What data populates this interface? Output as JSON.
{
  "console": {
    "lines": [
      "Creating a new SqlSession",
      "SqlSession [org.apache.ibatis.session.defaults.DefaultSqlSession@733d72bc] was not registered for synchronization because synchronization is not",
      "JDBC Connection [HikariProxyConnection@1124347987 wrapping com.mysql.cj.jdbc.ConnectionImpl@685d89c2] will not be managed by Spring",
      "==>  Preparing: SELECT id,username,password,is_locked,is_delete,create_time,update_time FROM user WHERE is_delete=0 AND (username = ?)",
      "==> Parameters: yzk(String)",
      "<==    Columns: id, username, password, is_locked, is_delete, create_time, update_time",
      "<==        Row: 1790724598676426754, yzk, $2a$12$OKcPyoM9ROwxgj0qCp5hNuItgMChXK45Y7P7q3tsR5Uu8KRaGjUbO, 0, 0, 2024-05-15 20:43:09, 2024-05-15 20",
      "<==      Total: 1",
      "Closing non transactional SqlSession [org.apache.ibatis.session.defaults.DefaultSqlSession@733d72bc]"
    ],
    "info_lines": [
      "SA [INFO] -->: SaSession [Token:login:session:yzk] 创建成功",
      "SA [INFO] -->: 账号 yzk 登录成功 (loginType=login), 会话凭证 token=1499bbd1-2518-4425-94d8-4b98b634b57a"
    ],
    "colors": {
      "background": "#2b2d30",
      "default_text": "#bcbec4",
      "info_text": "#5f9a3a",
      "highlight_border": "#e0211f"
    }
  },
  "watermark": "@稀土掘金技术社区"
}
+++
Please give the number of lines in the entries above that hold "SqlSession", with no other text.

- [Written solution]: 3